Inappropriate Diagnoses – 01922

A medical professional’s failure to properly diagnose can be just as hazardous to a client as a slip of the scalpel. If a doctor poorly detects a patient when other fairly competent physicians would have made the proper medical call, and the patient is damaged by the incorrect diagnosis, the patient will typically have a good case for medical malpractice.
It is very important to recognize that the doctor will only be liable for the harm triggered by the incorrect diagnosis. So, if a patient passes away from an illness that the medical professional poorly diagnoses, but the patient would have passed away equally rapidly even if the doctor had actually made a proper medical diagnosis, the doctor will likely not be accountable for malpractice. On the other hand, a medical malpractice case would most likely be viable if a correct diagnosis would have extended the client’s life.
Lack of Informed Approval

Patients have a right to choose what treatment they get. Physicians are obliged to supply adequate information about treatment to allow clients to make educated choices. When doctors cannot acquire patients’ informed consent prior to offering treatment, they might be held liable for malpractice.

Treatment Against a Client’s Desires. Doctors might sometimes disagree with patients over the very best course of action. Clients typically have a right to decline treatment, even when medical professionals believe that such a decision is not in the client’s best interests. A common example of this is when a client has religious objections to a proposed course of treatment. When these differences take place, medical professionals can not provide the treatment without the client’s authorization. Effective treatment will not secure the medical professionals from liability.
The Uninformed Client. Clients have a right to make decisions about their own treatment. However that right is of little value if they are uninformed about the benefits and dangers of suggested treatment.
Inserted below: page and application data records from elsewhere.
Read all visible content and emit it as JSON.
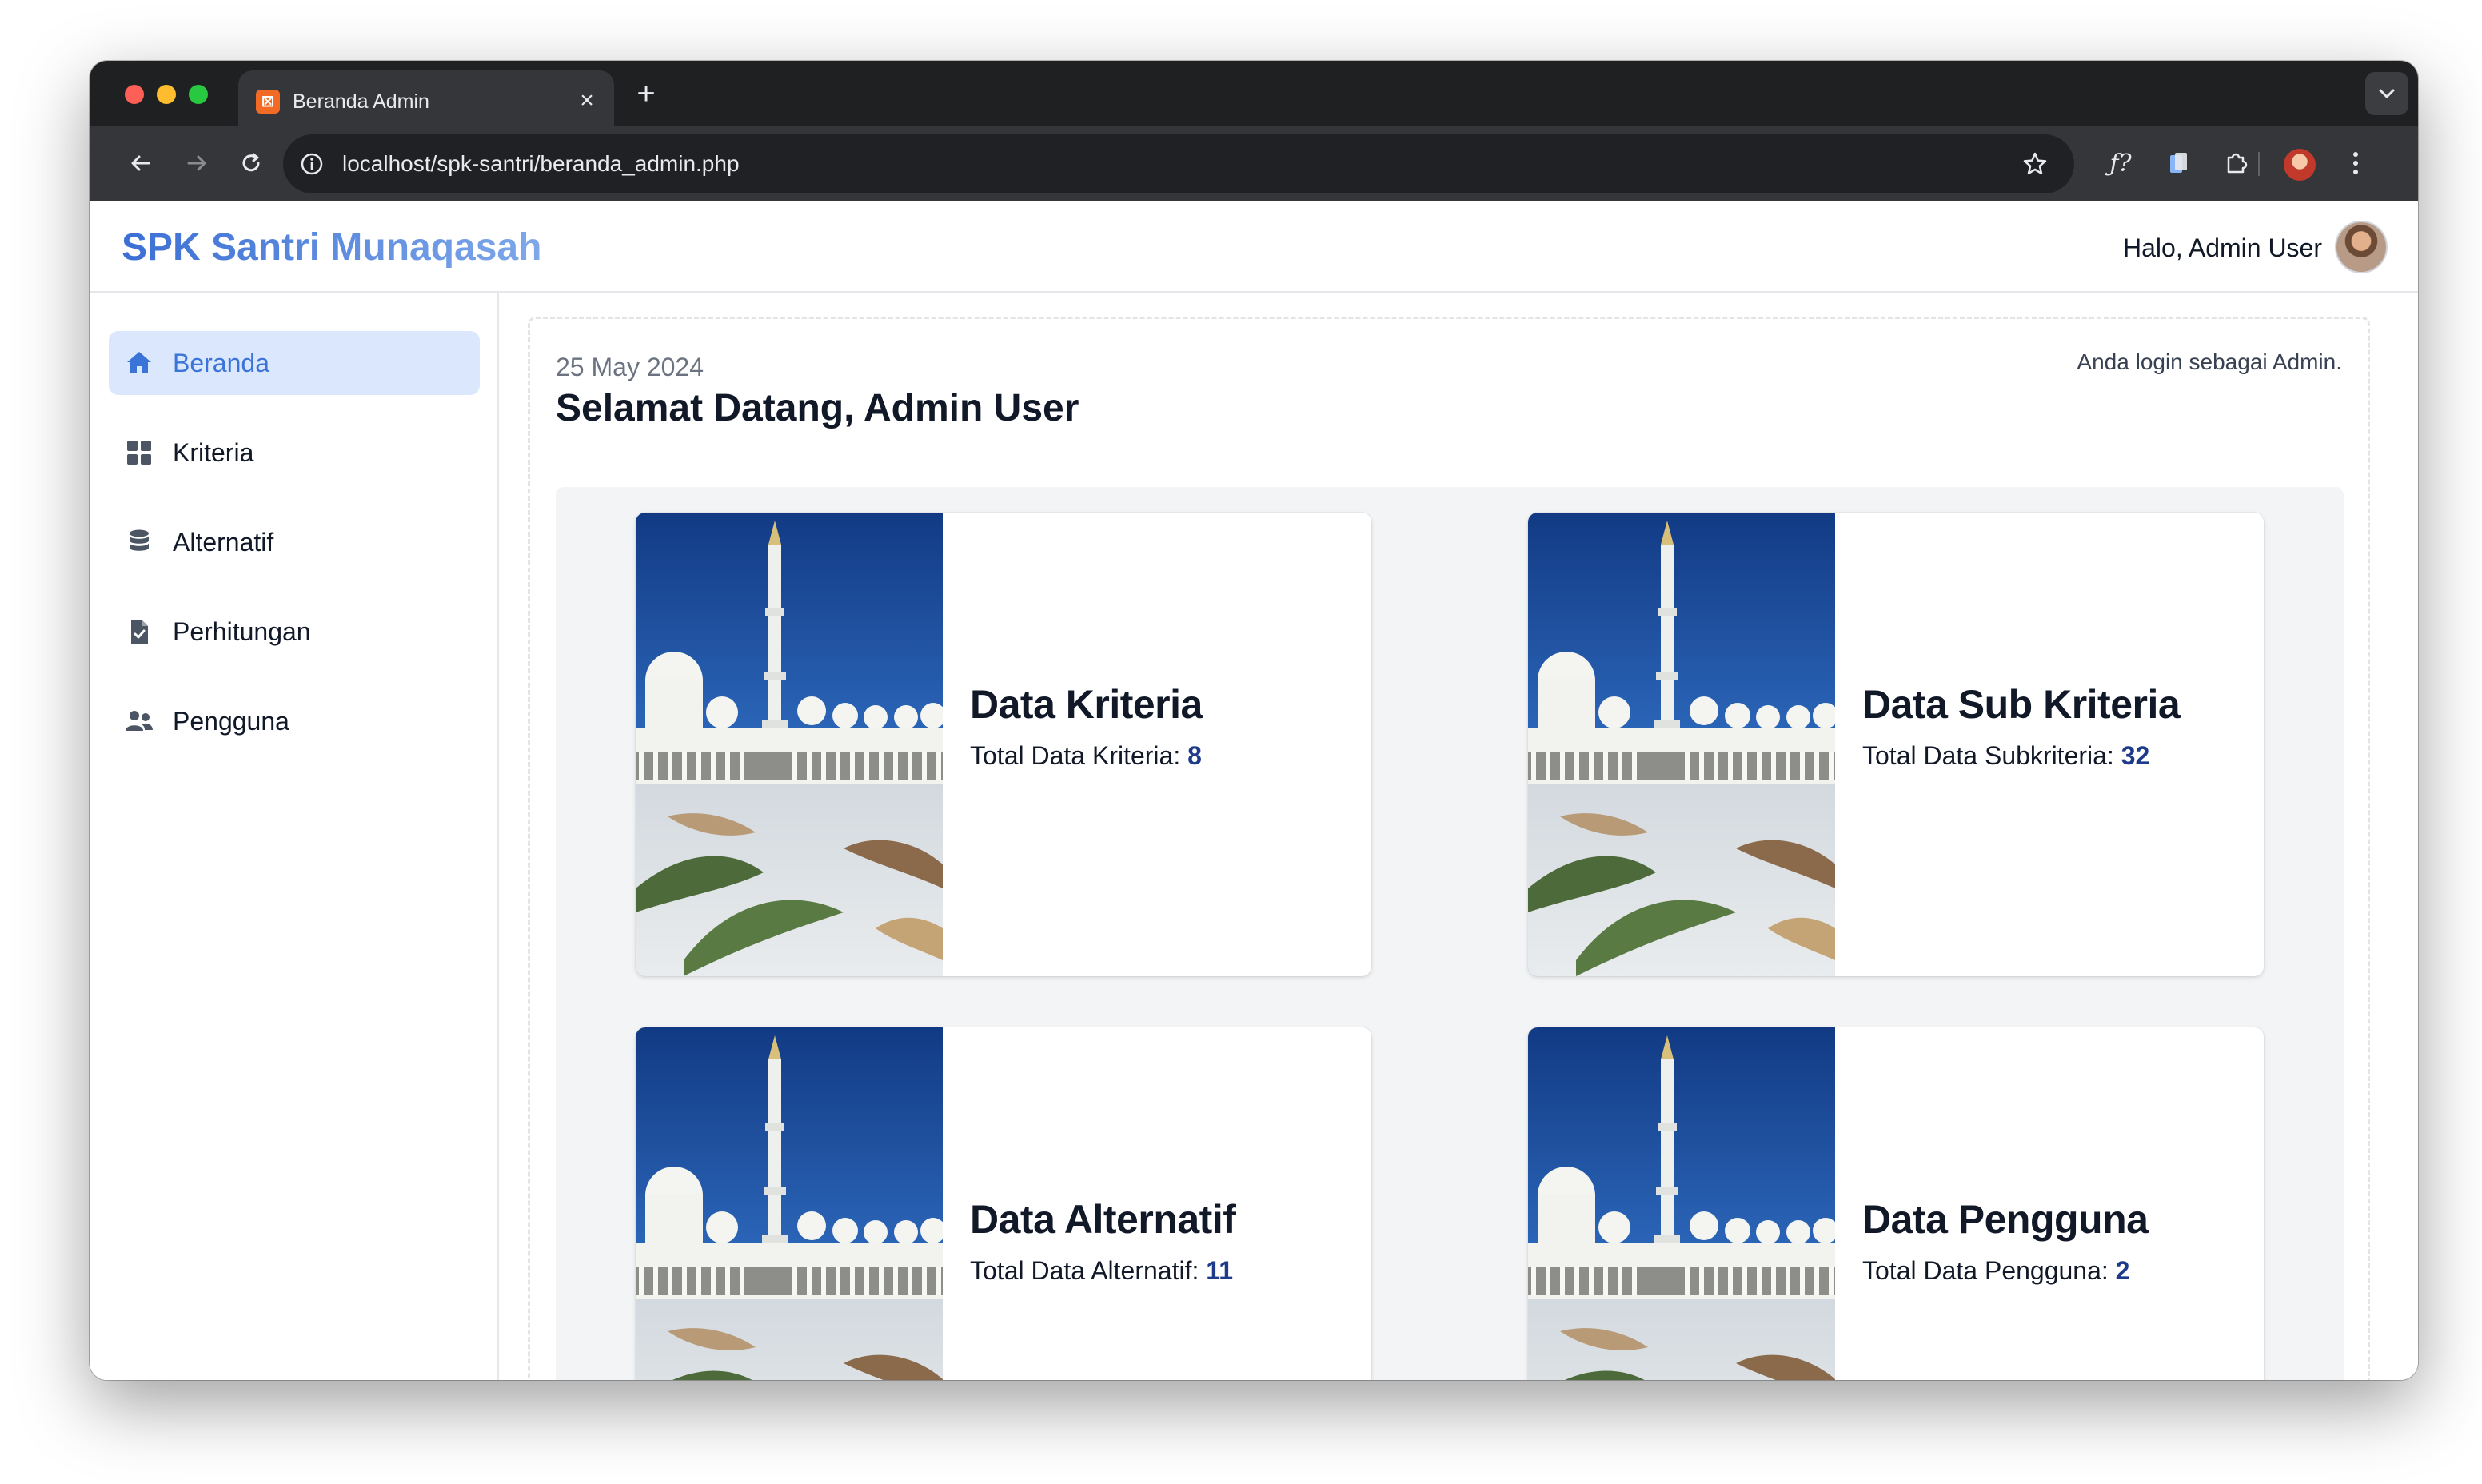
{
  "browser": {
    "tab_title": "Beranda Admin",
    "url": "localhost/spk-santri/beranda_admin.php"
  },
  "header": {
    "brand": "SPK Santri Munaqasah",
    "greeting": "Halo, Admin User"
  },
  "sidebar": {
    "items": [
      {
        "label": "Beranda",
        "icon": "home-icon",
        "active": true
      },
      {
        "label": "Kriteria",
        "icon": "grid-icon",
        "active": false
      },
      {
        "label": "Alternatif",
        "icon": "database-icon",
        "active": false
      },
      {
        "label": "Perhitungan",
        "icon": "file-check-icon",
        "active": false
      },
      {
        "label": "Pengguna",
        "icon": "users-icon",
        "active": false
      }
    ]
  },
  "main": {
    "date": "25 May 2024",
    "welcome": "Selamat Datang, Admin User",
    "login_note": "Anda login sebagai Admin.",
    "cards": [
      {
        "title": "Data Kriteria",
        "label": "Total Data Kriteria:",
        "value": "8"
      },
      {
        "title": "Data Sub Kriteria",
        "label": "Total Data Subkriteria:",
        "value": "32"
      },
      {
        "title": "Data Alternatif",
        "label": "Total Data Alternatif:",
        "value": "11"
      },
      {
        "title": "Data Pengguna",
        "label": "Total Data Pengguna:",
        "value": "2"
      }
    ]
  },
  "colors": {
    "accent": "#3b74d9",
    "active_bg": "#dbe7fd",
    "number": "#1e3a8a"
  }
}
For that reason, physicians have a responsibility to supply adequate info to permit their clients to make educated choices.

For instance, if a physician proposes a surgery to a patient and explains the details of the procedure, but fails to discuss that the surgical treatment brings a substantial threat of cardiac arrest, that medical professional may be liable for malpractice. Notice that the physician could be accountable even if other reasonably competent medical professionals would have suggested the surgery in the exact same situation. In this case, the doctor’s liability originates from a failure to obtain informed permission, rather than from an error in treatment or medical diagnosis.

The Emergency situation Exception. In some cases doctors simply do not have time to obtain educated approval, or the circumstance makes it unreasonable. Medical malpractice law assumes that patients in immediate need of treatment who are incapable of offering informed consent would grant life-saving treatment if they were able to do so. Therefore, clients who get treatment in emergency circumstances typically can not sue their physicians for failure to get educated authorization.